At the urging of Health and Human Services Secretary Tommy G. Thompson, Bush signed an order Friday that calls for the "apprehension, detention or conditional release of individuals to prevent the introduction, transmission or spread of suspected communicable diseases." Health officials already had authority to quarantine people suspected of exposure to smallpox, diphtheria, tuberculosis and other diseases. The new order represented the first addition to the list in two decades.

HHS officials stressed that they had no plans to implement quarantines, but that the order gave the ability to do so if circumstances dictated a need.

The order gives Thompson authority to determine when a quarantine would be appropriate. Officials reportedly decided to seek the order after a woman suffering symptoms of SARS arrived on a flight from Asia and refused to go to a hospital. Officials at the airport realized they had no authority to detain her.

CDC Director Dr. Julie L. Gerberding has said repeatedly during the outbreak that officials rarely invoke the authority and are unlikely to do so in this case. A quarantine would affect people who have been exposed to the disease but have not yet developed symptoms. Those with symptoms are generally put into isolation, a common procedure with infectious diseases.

Separately, U.S. Surgeon General Richard H. Carmona said he supports pre-screening passengers for the virus before they board airplanes for international flights.

China, where the disease is believed to have originated early this year, has been heavily criticized for withholding information about the outbreak and for preventing WHO officials from visiting Guangdong province, where the first cases occurred.

"Today, we apologize to everyone," said Li Liming, director of the Chinese Center for Disease Control. "Our medical departments and our [government-controlled] mass media suffered poor coordination."

A WHO team headed by the CDC's Dr. Robert Breiman arrived in Guangdong Thursday and is now reviewing data about the outbreak. Authorities are particularly interested in a man in the city of Foshan who may be one of the earliest victims and who is suspected of spreading it to four other people -- but not to his children. Chinese officials have not released any information about the man, but persistent press reports suggest that he either cooked or ate wild game.
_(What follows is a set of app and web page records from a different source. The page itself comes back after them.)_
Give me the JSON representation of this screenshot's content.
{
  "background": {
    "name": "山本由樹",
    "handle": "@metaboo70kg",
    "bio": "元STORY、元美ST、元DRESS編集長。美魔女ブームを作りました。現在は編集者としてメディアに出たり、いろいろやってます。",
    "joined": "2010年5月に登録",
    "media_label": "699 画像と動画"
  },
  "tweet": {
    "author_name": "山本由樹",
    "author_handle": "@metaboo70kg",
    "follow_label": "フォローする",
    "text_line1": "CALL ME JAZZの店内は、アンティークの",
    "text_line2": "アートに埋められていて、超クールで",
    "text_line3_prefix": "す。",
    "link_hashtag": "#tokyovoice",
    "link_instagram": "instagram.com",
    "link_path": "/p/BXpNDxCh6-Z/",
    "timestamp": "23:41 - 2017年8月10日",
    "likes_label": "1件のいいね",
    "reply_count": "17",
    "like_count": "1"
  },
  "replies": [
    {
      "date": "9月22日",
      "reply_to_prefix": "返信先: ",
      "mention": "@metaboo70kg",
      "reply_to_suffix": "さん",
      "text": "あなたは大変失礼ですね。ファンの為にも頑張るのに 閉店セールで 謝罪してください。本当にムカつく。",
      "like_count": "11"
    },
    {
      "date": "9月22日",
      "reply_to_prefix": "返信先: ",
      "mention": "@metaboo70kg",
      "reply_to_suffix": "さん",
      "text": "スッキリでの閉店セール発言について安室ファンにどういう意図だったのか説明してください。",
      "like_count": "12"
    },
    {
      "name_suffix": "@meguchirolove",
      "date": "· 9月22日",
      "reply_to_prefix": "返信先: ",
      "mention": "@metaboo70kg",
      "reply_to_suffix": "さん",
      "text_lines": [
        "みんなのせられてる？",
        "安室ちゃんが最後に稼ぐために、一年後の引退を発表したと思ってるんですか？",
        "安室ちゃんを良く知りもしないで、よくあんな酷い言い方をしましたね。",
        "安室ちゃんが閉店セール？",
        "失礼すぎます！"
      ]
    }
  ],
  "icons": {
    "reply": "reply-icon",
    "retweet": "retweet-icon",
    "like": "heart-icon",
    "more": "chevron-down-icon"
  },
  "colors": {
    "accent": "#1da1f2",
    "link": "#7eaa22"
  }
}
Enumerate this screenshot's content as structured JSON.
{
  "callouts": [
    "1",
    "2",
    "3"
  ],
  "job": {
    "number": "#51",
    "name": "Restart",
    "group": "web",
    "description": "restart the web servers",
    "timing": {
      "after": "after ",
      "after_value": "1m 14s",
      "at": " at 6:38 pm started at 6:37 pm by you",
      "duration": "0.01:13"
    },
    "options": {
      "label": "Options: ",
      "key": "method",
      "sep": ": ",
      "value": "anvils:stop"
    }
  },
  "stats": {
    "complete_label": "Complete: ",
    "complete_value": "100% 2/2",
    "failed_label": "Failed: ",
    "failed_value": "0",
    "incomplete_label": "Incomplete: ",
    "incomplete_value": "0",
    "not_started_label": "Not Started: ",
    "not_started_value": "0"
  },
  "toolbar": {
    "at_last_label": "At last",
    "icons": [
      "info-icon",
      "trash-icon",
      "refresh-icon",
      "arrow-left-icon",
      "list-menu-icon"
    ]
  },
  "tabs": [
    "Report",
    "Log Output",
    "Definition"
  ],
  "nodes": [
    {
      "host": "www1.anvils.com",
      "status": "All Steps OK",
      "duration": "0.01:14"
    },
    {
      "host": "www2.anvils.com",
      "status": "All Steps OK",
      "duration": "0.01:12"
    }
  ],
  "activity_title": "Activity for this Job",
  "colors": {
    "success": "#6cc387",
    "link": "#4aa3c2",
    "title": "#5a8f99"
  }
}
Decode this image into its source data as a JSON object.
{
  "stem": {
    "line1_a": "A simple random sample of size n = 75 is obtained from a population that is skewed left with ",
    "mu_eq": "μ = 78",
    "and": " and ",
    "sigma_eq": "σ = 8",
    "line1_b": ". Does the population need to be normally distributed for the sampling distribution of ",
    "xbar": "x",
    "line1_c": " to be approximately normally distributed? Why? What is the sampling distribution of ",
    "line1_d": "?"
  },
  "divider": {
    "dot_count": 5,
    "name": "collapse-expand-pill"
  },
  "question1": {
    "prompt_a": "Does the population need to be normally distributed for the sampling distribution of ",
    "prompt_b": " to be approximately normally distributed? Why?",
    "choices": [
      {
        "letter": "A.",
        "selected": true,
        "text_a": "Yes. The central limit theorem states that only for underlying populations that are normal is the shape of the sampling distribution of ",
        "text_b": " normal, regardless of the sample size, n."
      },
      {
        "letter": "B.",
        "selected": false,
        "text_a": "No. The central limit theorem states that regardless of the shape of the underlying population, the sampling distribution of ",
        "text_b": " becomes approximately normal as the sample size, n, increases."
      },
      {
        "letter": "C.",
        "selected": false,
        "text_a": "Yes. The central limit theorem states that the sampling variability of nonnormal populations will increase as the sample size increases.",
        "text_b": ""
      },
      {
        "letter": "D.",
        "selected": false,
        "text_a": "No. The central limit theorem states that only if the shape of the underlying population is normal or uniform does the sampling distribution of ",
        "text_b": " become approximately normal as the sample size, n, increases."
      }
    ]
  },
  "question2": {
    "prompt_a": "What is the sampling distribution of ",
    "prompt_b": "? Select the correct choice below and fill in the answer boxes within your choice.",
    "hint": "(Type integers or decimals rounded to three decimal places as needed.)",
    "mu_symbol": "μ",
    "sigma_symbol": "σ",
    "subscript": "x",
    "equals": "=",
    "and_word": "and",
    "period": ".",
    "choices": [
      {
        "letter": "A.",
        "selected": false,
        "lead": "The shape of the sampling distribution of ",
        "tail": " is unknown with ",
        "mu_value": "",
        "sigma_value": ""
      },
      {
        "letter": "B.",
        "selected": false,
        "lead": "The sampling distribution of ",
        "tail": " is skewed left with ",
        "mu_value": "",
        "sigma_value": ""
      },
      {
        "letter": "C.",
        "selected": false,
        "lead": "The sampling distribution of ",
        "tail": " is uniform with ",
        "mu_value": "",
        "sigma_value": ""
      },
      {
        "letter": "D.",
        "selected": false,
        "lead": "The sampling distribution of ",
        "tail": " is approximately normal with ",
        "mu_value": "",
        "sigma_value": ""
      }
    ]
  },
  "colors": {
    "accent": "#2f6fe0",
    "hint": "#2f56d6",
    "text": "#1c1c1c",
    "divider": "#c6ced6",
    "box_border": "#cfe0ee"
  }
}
Chinese researchers said Friday that they were "80% sure" that SARS is caused by a bacterium similar to Chlamydia pneumoniae. That bacterium, which is distinct from the sexually transmitted strain, is a common cause of pneumonia, especially in the developing world.

But researchers elsewhere are less certain. Most are convinced that the disease is caused by a previously unrecognized coronavirus. Coronaviruses are a family of viruses that cause about 10% to 25% of common colds, as well as other respiratory infections.

Dr. James Hughes of the CDC said Friday that 10 of the 12 labs now studying the disease have identified coronaviruses in tissue samples. Those labs "have all looked for evidence of chlamydia infection and have not found it," he said.

Researchers are so confident of coronavirus' role that researchers at the National Institutes of Health have already begun working on the development of a possible vaccine against it. Dr. Brian Murphy of the NIH's National Institute of Allergy and Infectious Disease said researchers there will try to produce a killed-virus vaccine, one of the simplest types of vaccines.

He said the team is now trying to grow adequate quantities of the virus in the laboratory, after which it will be necessary to concentrate the virus, kill it to prevent infection and test it in animals. He said it would be at least a year before a vaccine could be available.

Hong Kong, which has seen the most incidents of SARS outside mainland China, reported 27 new cases Friday, bringing the total there to 761 cases. The new victims include five health-care workers and eight residents of the Amoy Garden apartment complex, site of a mysterious concentration of more than 200 cases of the disease.